to carry around in the crick of your back,
or plunged under your gut like a molding plum pit?
what is the flattest tone with which you can say,
“I’m American”? the least commitment to
opinion or responsibility, collective selfishness.
goddammit, just let me move around,
let me keep my coffee budget
in the interest of honoring your bad habits,
putting a moratorium on everything else
or light, unprayed prayers to see the other side,
to not disregard the contentions of those
whose hearts matter this time,
to maybe once keep someone close
who can look you in the eye after three years
and still say, “This makes me proud.”
solid, maybe, bones,
the catastrophes that turn them gelatinous,
plotting unnecessary reunion parties,
setting dewy eyes on newer boxes,
bigger towers, higher walls to scale, finding
somewhere within yourself an untamed desire
to make an indiscriminate reprimand,
an indistinguishable peace, to let go, to be wrong.
a collection of admirers
you’d prefer stay afar.
perfectly manageable at that distance
– away, capsizing.
the suggestion of putting all of it to music.
the practiced hand of hidden arrogance.
intermittent bouts of dormancy,
checked passions, pilled bedsheets.
humility. there’s a proper method to
seeking help, to revising lulls in rationalities,
tracks to follow, pressed into the snow,
more visible in the summer.
slacking off. long signatures.
Mariah K. Hamang is a Chicago-based poet, linguist, and world traveler. A graduate of Indiana University (BA) and the University of Colorado (MA), her work plays with expectation, challenges boundary, and drives emotional and bodily imagery as a viable source of information.
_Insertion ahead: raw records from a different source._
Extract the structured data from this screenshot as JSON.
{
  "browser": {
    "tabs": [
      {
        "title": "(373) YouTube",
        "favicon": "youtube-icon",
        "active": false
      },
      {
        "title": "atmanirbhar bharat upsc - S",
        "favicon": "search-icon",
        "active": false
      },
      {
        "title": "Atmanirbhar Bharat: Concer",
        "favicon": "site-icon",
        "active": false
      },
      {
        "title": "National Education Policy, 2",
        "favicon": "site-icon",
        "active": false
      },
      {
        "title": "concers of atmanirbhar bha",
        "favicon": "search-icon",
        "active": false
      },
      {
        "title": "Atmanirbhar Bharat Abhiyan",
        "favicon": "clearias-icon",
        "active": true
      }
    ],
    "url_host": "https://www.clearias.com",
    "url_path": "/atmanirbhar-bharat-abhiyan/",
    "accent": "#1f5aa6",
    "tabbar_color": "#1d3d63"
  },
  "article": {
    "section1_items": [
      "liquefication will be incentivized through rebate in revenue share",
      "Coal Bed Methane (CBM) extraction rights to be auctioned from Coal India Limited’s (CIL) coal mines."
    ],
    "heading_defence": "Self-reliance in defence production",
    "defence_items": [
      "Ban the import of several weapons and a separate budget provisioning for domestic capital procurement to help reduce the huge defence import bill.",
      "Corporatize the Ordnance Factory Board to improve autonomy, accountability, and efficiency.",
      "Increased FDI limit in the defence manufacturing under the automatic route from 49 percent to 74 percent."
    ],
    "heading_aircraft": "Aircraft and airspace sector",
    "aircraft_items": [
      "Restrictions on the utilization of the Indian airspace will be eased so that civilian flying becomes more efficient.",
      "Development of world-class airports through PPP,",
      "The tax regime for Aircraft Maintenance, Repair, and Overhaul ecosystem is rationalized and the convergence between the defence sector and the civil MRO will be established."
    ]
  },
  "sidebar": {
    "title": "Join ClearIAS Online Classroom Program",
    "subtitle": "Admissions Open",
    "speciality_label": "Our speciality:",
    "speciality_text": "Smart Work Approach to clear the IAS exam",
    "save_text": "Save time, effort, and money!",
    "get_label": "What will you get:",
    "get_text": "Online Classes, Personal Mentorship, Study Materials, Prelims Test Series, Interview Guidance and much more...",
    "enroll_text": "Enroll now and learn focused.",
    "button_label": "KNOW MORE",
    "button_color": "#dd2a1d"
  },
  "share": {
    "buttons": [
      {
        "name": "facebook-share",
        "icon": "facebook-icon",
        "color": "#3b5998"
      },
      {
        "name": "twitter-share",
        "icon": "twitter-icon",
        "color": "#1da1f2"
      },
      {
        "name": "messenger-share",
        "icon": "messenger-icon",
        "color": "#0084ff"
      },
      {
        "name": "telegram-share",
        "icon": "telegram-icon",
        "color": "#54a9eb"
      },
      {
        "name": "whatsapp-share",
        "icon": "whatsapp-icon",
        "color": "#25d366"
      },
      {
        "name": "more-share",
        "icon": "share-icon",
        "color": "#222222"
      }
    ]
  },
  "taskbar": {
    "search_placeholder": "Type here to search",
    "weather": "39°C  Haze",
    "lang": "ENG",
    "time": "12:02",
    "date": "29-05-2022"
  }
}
In her personal life, she advocates for the free discovery and expression of every authentic angle of human experience. Her work has been published in BlazeVox, Otoliths, Catahoula, Generations Literary Magazine, and others.
"I'm always unsure what to say when asked what my poems are 'about' — seems a limiting line of narrative. I find it more helpful to describe them in terms of where I was at in life when I wrote it, so as to give a broader perspective on what could have inspired each sum's bits and pieces. So, in that vein: In 2015-2016, I lived in Istanbul, Turkey. 'land grab' and 'elegance' were written soon after returning to the U.S., while trying to adjust to life in my hometown region, Chicago's industrial suburbs in Indiana, after having lived elsewhere for four years. 'groan' was written earlier, while living in Istanbul, and was inspired by various key moments of my life there."